Canadian pharmacy spammers are up to their dirty tricks again.
As if you’d *ever* believe Facebook was going to delete any of your data… smirk.
Should you trust the security notice you have just been emailed, telling you to watch out for scam emails and to use hard-to-crack passwords?
Not all cybercriminal activity is sophisticated.
It doesn’t have to be clever in order to earn money for the bad guys. If you never buy goods promoted via spam, life becomes much harder for the spammers. And maybe they’ll have to find something else to do with their time.
If you receive an email, apparently from Facebook, telling you that you now have a new kind of profile – you shouldn’t automatically believe it.
That email you just received from LinkedIn might be promoting a Thanksgiving sale of Viagra instead..
Inventive spammers are up to their old tricks again, desperate to do whatever it takes to get you to click on a link to their websites.
Many Naked Security readers have been in touch asking about emails they have received, claiming to come from Facebook.
Facebook claims to have more than 750 million users, and many of them would have steam coming out of their ears if they thought they had lost a message from one of their Facebook friends.
And that’s exactly what spammers are banking on in their latest campaign.
For a long time we’ve seen spammers, phishers and malware authors concealing their advertising pitches, scams and malicious payloads by pretending to be a message from one of the social networks.
But can you tell what the purpose of this one is?

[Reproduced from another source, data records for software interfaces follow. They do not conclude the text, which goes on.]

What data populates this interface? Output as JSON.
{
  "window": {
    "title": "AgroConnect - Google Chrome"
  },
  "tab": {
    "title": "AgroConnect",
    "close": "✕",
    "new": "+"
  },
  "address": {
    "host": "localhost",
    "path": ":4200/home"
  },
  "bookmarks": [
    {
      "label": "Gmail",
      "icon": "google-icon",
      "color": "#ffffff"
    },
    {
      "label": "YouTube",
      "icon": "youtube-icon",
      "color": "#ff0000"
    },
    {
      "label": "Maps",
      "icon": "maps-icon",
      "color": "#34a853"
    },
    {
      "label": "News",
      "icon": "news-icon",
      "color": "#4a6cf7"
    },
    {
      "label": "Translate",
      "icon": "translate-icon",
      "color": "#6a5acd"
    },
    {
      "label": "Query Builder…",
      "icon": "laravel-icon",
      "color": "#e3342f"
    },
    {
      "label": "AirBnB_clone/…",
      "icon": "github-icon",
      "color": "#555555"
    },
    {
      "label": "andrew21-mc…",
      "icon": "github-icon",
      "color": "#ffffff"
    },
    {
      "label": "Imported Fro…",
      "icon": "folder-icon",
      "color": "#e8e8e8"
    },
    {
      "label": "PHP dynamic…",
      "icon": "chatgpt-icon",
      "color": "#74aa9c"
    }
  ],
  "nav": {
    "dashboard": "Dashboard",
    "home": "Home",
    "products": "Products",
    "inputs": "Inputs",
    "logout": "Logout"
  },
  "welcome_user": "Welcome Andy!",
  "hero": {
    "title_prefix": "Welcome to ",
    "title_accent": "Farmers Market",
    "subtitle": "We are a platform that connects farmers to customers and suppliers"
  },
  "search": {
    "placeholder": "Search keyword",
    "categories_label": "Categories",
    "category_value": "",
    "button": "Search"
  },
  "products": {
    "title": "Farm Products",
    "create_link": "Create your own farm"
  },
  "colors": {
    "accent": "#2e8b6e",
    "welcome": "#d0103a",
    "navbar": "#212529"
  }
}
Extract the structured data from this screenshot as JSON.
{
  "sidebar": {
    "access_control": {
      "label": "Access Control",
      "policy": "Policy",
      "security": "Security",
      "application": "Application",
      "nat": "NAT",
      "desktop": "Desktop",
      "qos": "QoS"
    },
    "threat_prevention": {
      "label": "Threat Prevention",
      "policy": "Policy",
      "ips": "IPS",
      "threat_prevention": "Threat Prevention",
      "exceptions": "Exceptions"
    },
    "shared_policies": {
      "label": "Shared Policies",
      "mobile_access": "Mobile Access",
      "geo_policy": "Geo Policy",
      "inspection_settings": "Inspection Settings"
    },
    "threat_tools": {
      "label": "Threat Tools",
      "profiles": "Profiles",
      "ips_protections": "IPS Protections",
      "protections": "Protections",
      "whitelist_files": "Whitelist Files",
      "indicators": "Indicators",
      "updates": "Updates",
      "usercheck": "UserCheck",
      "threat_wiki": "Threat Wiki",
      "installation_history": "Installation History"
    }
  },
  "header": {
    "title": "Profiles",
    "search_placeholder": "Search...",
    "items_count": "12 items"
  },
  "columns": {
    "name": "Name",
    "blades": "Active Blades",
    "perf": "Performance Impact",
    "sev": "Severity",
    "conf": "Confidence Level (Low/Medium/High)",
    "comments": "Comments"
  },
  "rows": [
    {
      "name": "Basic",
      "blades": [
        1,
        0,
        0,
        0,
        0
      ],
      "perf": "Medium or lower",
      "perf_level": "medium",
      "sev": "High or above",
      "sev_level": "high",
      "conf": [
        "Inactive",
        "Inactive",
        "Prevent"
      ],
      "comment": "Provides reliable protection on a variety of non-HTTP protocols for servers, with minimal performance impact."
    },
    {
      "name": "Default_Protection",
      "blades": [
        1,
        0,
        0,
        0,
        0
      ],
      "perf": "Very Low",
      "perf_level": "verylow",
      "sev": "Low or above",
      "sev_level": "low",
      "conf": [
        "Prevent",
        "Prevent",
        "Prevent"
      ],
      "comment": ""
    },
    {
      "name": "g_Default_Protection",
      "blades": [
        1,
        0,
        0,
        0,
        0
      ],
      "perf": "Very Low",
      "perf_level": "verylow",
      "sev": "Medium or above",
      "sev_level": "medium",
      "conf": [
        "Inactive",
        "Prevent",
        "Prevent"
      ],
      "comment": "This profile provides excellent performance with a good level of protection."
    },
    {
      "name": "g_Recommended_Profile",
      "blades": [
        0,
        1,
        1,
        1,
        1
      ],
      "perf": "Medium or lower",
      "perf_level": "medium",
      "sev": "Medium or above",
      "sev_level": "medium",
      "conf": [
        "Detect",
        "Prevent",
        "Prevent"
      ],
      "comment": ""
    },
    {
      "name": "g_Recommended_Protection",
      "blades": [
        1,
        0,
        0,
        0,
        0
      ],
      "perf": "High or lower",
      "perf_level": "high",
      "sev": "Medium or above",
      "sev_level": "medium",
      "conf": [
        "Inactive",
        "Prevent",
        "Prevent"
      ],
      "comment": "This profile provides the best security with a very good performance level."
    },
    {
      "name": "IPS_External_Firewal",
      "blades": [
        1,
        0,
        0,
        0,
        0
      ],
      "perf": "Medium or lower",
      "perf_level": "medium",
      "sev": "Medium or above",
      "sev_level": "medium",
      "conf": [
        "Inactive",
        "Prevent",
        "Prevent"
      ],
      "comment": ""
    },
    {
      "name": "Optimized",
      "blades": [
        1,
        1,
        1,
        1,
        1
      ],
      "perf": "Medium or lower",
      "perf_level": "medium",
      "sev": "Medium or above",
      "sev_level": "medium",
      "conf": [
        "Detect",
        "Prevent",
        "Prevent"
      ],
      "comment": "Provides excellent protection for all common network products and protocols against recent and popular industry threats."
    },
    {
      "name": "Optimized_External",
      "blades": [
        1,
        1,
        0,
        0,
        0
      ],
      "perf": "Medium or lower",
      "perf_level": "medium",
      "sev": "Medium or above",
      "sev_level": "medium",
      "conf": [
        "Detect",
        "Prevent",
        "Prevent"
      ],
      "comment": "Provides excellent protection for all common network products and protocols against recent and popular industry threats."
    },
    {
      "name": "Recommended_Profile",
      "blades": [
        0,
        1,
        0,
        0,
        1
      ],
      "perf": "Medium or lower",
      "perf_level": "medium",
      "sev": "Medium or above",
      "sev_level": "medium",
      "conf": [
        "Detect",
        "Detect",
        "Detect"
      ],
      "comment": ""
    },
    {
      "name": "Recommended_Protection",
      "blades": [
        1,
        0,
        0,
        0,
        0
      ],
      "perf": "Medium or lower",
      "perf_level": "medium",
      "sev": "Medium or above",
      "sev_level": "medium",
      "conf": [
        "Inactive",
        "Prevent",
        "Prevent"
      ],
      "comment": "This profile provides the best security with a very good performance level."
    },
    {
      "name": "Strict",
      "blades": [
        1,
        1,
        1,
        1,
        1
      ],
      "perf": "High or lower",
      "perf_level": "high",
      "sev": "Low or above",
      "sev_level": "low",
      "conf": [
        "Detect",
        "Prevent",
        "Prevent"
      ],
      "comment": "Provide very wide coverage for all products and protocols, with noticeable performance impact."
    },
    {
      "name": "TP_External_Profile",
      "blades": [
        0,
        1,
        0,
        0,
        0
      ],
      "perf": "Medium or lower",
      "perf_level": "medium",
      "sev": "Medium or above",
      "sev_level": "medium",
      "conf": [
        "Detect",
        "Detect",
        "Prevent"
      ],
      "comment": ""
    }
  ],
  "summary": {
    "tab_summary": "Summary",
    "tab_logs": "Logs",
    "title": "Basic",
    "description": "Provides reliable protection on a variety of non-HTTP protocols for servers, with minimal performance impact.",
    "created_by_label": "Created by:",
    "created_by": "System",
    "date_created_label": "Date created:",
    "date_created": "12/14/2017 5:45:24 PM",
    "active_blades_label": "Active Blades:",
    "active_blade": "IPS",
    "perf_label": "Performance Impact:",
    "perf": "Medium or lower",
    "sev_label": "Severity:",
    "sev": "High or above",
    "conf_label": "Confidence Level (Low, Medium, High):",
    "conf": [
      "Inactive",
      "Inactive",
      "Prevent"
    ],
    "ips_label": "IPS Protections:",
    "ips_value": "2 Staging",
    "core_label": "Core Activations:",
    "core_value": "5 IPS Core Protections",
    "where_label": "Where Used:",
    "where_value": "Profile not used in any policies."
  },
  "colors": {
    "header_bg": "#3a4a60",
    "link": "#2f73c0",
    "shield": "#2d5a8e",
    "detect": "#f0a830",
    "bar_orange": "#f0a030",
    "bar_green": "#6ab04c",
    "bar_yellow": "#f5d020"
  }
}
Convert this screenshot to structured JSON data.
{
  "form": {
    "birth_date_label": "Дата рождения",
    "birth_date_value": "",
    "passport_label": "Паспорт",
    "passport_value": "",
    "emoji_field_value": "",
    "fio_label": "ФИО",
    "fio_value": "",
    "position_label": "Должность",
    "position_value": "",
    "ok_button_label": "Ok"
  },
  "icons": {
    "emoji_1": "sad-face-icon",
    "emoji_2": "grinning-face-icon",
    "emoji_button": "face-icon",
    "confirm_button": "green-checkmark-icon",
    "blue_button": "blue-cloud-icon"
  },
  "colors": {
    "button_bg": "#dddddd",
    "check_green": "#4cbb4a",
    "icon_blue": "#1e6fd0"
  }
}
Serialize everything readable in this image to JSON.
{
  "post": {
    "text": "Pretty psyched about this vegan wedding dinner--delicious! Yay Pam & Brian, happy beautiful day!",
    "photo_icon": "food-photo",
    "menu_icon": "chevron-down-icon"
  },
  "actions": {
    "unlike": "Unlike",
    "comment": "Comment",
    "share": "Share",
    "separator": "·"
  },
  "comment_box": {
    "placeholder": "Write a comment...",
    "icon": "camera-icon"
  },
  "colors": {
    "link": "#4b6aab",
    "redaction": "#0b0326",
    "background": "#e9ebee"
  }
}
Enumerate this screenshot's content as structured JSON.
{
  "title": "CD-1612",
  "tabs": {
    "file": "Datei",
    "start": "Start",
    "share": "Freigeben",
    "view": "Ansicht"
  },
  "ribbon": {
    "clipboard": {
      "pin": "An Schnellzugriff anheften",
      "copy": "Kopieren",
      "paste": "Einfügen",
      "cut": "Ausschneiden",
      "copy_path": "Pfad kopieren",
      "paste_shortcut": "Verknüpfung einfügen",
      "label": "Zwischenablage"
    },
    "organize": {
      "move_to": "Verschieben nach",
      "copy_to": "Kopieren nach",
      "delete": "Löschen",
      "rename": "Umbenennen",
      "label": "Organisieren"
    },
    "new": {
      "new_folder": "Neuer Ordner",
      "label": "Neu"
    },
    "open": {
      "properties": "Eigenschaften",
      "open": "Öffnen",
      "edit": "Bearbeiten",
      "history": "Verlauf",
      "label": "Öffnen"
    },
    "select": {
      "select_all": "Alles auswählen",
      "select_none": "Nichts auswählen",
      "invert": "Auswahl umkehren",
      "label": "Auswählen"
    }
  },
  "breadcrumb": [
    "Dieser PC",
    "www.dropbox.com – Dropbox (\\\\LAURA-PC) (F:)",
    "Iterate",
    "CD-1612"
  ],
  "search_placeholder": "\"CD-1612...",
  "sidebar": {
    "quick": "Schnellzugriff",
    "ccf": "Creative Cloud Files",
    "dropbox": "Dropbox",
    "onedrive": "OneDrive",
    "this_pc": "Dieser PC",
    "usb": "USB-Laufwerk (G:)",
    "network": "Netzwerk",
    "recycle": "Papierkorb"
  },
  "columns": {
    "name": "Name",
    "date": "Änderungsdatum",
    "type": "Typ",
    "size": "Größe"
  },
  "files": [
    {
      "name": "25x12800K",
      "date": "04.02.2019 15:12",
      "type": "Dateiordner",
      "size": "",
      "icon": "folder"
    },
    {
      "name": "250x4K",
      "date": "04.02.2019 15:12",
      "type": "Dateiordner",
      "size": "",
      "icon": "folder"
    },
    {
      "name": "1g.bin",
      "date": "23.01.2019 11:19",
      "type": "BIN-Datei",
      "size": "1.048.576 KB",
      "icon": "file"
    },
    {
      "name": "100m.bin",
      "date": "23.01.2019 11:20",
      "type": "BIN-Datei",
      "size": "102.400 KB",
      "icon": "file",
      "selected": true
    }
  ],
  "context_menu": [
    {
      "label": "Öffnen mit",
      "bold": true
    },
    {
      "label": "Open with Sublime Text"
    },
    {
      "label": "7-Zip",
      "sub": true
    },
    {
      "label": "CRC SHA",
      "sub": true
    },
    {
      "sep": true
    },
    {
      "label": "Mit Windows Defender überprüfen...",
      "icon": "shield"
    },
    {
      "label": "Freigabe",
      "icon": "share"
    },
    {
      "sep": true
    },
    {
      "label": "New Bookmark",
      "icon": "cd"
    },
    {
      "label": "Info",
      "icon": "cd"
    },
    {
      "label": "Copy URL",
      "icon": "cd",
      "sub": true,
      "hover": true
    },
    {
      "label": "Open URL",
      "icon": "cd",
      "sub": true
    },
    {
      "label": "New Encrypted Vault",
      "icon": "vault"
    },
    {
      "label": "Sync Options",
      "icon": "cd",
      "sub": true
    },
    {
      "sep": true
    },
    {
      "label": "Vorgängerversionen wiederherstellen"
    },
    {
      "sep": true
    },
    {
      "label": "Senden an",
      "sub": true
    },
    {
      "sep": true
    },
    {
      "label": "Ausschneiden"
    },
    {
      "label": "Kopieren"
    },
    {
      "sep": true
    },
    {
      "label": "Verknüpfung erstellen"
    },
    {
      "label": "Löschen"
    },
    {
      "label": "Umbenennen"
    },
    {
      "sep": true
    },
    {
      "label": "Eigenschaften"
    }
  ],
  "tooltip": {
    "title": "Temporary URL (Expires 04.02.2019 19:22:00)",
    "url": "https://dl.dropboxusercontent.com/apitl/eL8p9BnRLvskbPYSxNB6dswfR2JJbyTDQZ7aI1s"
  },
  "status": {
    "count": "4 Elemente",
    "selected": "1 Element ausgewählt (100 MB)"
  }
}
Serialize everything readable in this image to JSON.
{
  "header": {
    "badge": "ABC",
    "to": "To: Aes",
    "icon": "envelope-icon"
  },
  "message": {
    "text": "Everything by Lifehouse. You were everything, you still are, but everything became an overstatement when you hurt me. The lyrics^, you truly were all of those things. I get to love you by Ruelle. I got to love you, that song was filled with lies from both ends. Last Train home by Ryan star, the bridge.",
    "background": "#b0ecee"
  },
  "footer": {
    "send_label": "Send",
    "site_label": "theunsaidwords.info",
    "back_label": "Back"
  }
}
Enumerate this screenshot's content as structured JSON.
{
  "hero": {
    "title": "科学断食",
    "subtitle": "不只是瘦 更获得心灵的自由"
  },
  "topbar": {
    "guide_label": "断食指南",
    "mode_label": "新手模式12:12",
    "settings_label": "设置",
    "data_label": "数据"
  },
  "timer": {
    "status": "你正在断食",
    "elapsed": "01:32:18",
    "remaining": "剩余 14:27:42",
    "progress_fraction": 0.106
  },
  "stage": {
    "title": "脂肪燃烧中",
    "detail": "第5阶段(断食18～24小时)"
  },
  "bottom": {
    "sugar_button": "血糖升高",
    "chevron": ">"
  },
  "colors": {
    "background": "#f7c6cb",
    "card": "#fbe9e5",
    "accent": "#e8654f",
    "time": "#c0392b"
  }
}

Account warning from Twitter in your email? You’ve just been propositioned by a pharmaceutical spammer. Learn about the attack and why you should be wary of buying drugs online.